Where a picture shows up in the listing below, omit it and output the rest exactly.

*** DATASET EXTRACT Section Begins ***

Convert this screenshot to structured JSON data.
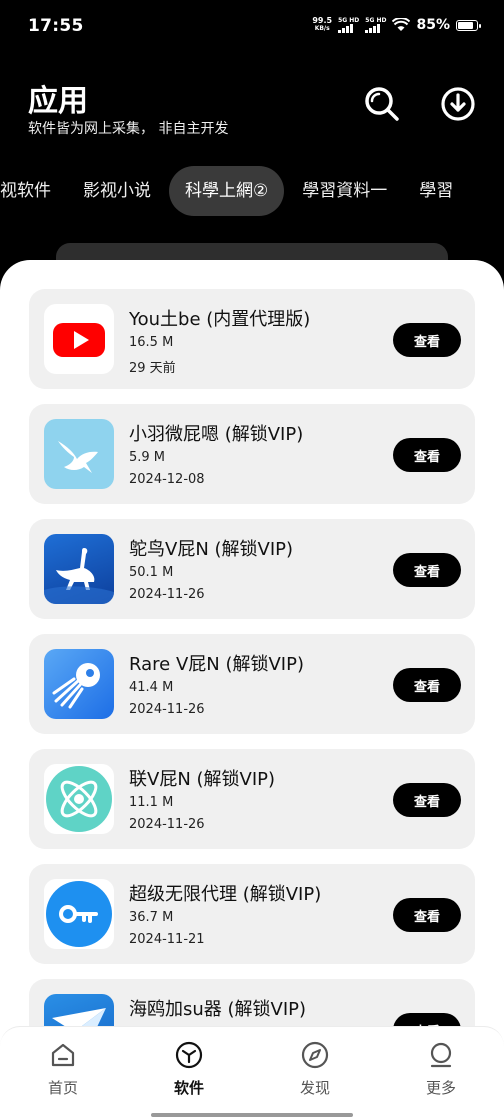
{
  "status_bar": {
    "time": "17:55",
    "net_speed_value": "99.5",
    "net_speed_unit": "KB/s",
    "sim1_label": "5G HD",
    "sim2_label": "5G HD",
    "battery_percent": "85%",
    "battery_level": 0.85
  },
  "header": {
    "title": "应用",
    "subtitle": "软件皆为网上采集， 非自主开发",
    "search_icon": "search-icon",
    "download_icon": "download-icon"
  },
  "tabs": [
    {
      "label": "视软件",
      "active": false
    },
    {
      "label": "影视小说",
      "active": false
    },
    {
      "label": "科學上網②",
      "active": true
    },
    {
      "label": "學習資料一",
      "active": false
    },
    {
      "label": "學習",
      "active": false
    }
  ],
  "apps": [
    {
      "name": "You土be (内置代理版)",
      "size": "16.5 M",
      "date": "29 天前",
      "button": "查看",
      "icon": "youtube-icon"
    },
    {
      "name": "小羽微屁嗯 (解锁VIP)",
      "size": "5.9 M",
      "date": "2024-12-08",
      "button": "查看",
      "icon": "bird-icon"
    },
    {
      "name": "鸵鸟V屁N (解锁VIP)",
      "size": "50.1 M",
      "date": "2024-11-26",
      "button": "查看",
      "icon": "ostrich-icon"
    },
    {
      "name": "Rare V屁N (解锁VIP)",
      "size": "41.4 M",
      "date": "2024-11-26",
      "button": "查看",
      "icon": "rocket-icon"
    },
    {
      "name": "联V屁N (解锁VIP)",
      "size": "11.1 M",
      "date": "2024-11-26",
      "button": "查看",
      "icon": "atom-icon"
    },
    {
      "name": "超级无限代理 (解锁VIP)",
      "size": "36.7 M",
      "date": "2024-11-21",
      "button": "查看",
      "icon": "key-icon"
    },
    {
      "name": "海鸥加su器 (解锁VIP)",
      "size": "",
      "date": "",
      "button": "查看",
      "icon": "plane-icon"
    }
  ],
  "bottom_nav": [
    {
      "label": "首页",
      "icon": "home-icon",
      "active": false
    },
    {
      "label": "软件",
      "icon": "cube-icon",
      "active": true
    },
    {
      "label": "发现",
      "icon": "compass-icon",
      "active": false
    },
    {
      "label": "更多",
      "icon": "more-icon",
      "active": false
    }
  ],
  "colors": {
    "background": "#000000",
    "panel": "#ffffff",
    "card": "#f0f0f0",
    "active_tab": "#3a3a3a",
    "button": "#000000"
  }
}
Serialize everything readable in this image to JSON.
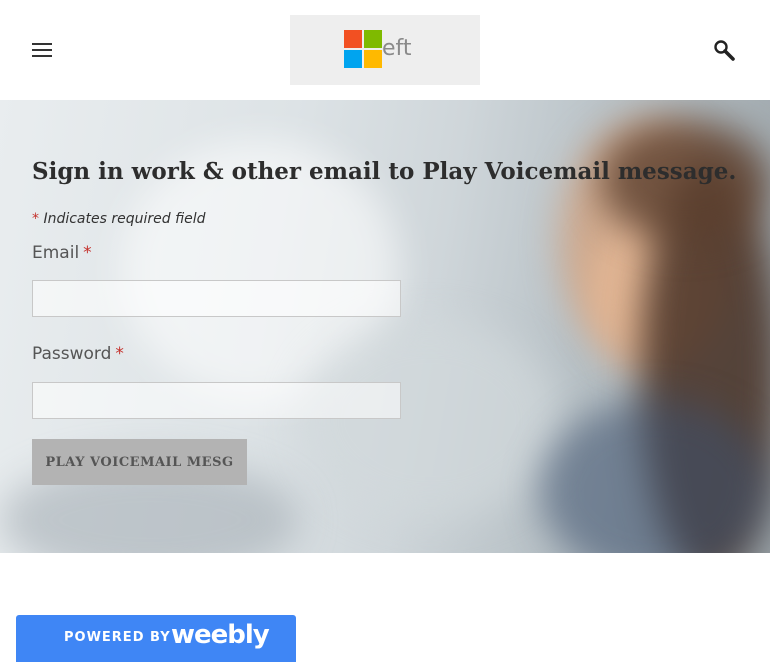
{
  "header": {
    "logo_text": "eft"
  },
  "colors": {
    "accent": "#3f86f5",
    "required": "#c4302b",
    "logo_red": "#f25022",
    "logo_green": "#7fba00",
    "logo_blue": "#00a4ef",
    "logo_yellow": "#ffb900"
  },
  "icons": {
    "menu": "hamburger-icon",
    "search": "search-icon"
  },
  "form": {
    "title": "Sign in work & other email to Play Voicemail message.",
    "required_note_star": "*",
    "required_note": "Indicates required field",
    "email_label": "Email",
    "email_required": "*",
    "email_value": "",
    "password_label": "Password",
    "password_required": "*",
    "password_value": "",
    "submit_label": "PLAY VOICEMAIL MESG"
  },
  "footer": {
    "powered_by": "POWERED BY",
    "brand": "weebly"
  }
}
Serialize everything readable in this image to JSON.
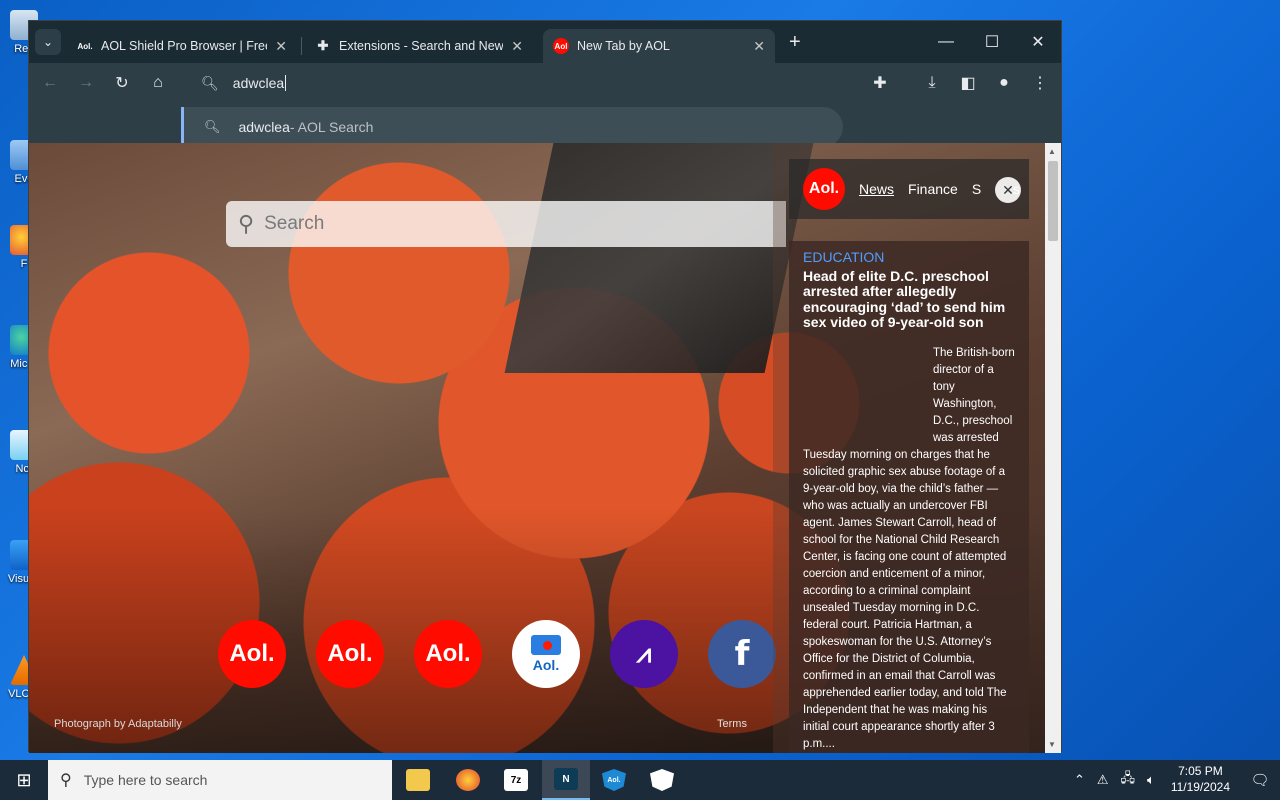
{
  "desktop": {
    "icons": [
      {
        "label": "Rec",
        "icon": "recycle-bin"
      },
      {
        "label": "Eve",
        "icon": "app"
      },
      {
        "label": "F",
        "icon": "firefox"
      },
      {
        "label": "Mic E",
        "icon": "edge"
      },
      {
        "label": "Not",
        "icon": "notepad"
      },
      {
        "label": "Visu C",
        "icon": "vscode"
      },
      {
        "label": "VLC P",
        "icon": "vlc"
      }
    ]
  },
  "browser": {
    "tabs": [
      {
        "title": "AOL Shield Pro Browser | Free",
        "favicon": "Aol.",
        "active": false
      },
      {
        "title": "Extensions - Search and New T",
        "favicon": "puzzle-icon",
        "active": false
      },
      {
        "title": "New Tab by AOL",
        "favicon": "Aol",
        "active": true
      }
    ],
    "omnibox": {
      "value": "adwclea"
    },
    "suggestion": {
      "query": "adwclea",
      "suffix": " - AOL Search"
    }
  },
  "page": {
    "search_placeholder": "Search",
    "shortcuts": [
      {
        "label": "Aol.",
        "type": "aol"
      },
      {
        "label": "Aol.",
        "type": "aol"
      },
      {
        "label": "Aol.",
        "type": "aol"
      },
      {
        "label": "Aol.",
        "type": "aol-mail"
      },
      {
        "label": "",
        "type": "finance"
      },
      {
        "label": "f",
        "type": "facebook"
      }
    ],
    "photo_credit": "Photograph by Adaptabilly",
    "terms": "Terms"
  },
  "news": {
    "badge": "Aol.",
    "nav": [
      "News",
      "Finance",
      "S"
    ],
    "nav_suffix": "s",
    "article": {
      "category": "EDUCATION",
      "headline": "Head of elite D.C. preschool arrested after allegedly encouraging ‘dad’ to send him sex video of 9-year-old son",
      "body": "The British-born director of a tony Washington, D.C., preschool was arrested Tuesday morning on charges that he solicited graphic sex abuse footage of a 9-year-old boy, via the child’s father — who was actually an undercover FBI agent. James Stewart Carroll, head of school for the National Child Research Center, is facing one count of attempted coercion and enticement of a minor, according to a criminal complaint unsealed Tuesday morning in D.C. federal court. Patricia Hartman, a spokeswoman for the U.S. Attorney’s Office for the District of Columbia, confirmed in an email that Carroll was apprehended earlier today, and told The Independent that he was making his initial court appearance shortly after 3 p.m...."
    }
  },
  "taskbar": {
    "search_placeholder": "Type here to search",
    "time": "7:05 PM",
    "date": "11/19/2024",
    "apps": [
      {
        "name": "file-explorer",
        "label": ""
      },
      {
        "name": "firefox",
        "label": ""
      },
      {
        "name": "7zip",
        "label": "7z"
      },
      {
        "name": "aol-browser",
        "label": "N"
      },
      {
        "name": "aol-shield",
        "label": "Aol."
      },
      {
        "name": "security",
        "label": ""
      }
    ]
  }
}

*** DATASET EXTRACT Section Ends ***

# SOLUTION FOR THIS PROBLEM
Convert this screenshot to structured JSON data.
{
  "status_bar": {
    "time": "17:55",
    "net_speed_value": "99.5",
    "net_speed_unit": "KB/s",
    "sim1_label": "5G HD",
    "sim2_label": "5G HD",
    "battery_percent": "85%",
    "battery_level": 0.85
  },
  "header": {
    "title": "应用",
    "subtitle": "软件皆为网上采集， 非自主开发",
    "search_icon": "search-icon",
    "download_icon": "download-icon"
  },
  "tabs": [
    {
      "label": "视软件",
      "active": false
    },
    {
      "label": "影视小说",
      "active": false
    },
    {
      "label": "科學上網②",
      "active": true
    },
    {
      "label": "學習資料一",
      "active": false
    },
    {
      "label": "學習",
      "active": false
    }
  ],
  "apps": [
    {
      "name": "You土be (内置代理版)",
      "size": "16.5 M",
      "date": "29 天前",
      "button": "查看",
      "icon": "youtube-icon"
    },
    {
      "name": "小羽微屁嗯 (解锁VIP)",
      "size": "5.9 M",
      "date": "2024-12-08",
      "button": "查看",
      "icon": "bird-icon"
    },
    {
      "name": "鸵鸟V屁N (解锁VIP)",
      "size": "50.1 M",
      "date": "2024-11-26",
      "button": "查看",
      "icon": "ostrich-icon"
    },
    {
      "name": "Rare V屁N (解锁VIP)",
      "size": "41.4 M",
      "date": "2024-11-26",
      "button": "查看",
      "icon": "rocket-icon"
    },
    {
      "name": "联V屁N (解锁VIP)",
      "size": "11.1 M",
      "date": "2024-11-26",
      "button": "查看",
      "icon": "atom-icon"
    },
    {
      "name": "超级无限代理 (解锁VIP)",
      "size": "36.7 M",
      "date": "2024-11-21",
      "button": "查看",
      "icon": "key-icon"
    },
    {
      "name": "海鸥加su器 (解锁VIP)",
      "size": "",
      "date": "",
      "button": "查看",
      "icon": "plane-icon"
    }
  ],
  "bottom_nav": [
    {
      "label": "首页",
      "icon": "home-icon",
      "active": false
    },
    {
      "label": "软件",
      "icon": "cube-icon",
      "active": true
    },
    {
      "label": "发现",
      "icon": "compass-icon",
      "active": false
    },
    {
      "label": "更多",
      "icon": "more-icon",
      "active": false
    }
  ],
  "colors": {
    "background": "#000000",
    "panel": "#ffffff",
    "card": "#f0f0f0",
    "active_tab": "#3a3a3a",
    "button": "#000000"
  }
}
Serialize everything readable in this image to JSON.
{
  "header": {
    "logo_text": "eft"
  },
  "colors": {
    "accent": "#3f86f5",
    "required": "#c4302b",
    "logo_red": "#f25022",
    "logo_green": "#7fba00",
    "logo_blue": "#00a4ef",
    "logo_yellow": "#ffb900"
  },
  "icons": {
    "menu": "hamburger-icon",
    "search": "search-icon"
  },
  "form": {
    "title": "Sign in work & other email to Play Voicemail message.",
    "required_note_star": "*",
    "required_note": "Indicates required field",
    "email_label": "Email",
    "email_required": "*",
    "email_value": "",
    "password_label": "Password",
    "password_required": "*",
    "password_value": "",
    "submit_label": "PLAY VOICEMAIL MESG"
  },
  "footer": {
    "powered_by": "POWERED BY",
    "brand": "weebly"
  }
}
Serialize everything readable in this image to JSON.
{
  "desktop": {
    "icons": [
      {
        "label": "Rec",
        "icon": "recycle-bin"
      },
      {
        "label": "Eve",
        "icon": "app"
      },
      {
        "label": "F",
        "icon": "firefox"
      },
      {
        "label": "Mic E",
        "icon": "edge"
      },
      {
        "label": "Not",
        "icon": "notepad"
      },
      {
        "label": "Visu C",
        "icon": "vscode"
      },
      {
        "label": "VLC P",
        "icon": "vlc"
      }
    ]
  },
  "browser": {
    "tabs": [
      {
        "title": "AOL Shield Pro Browser | Free",
        "favicon": "Aol.",
        "active": false
      },
      {
        "title": "Extensions - Search and New T",
        "favicon": "puzzle-icon",
        "active": false
      },
      {
        "title": "New Tab by AOL",
        "favicon": "Aol",
        "active": true
      }
    ],
    "omnibox": {
      "value": "adwclea"
    },
    "suggestion": {
      "query": "adwclea",
      "suffix": " - AOL Search"
    }
  },
  "page": {
    "search_placeholder": "Search",
    "shortcuts": [
      {
        "label": "Aol.",
        "type": "aol"
      },
      {
        "label": "Aol.",
        "type": "aol"
      },
      {
        "label": "Aol.",
        "type": "aol"
      },
      {
        "label": "Aol.",
        "type": "aol-mail"
      },
      {
        "label": "",
        "type": "finance"
      },
      {
        "label": "f",
        "type": "facebook"
      }
    ],
    "photo_credit": "Photograph by Adaptabilly",
    "terms": "Terms"
  },
  "news": {
    "badge": "Aol.",
    "nav": [
      "News",
      "Finance",
      "S"
    ],
    "nav_suffix": "s",
    "article": {
      "category": "EDUCATION",
      "headline": "Head of elite D.C. preschool arrested after allegedly encouraging ‘dad’ to send him sex video of 9-year-old son",
      "body": "The British-born director of a tony Washington, D.C., preschool was arrested Tuesday morning on charges that he solicited graphic sex abuse footage of a 9-year-old boy, via the child’s father — who was actually an undercover FBI agent. James Stewart Carroll, head of school for the National Child Research Center, is facing one count of attempted coercion and enticement of a minor, according to a criminal complaint unsealed Tuesday morning in D.C. federal court. Patricia Hartman, a spokeswoman for the U.S. Attorney’s Office for the District of Columbia, confirmed in an email that Carroll was apprehended earlier today, and told The Independent that he was making his initial court appearance shortly after 3 p.m...."
    }
  },
  "taskbar": {
    "search_placeholder": "Type here to search",
    "time": "7:05 PM",
    "date": "11/19/2024",
    "apps": [
      {
        "name": "file-explorer",
        "label": ""
      },
      {
        "name": "firefox",
        "label": ""
      },
      {
        "name": "7zip",
        "label": "7z"
      },
      {
        "name": "aol-browser",
        "label": "N"
      },
      {
        "name": "aol-shield",
        "label": "Aol."
      },
      {
        "name": "security",
        "label": ""
      }
    ]
  }
}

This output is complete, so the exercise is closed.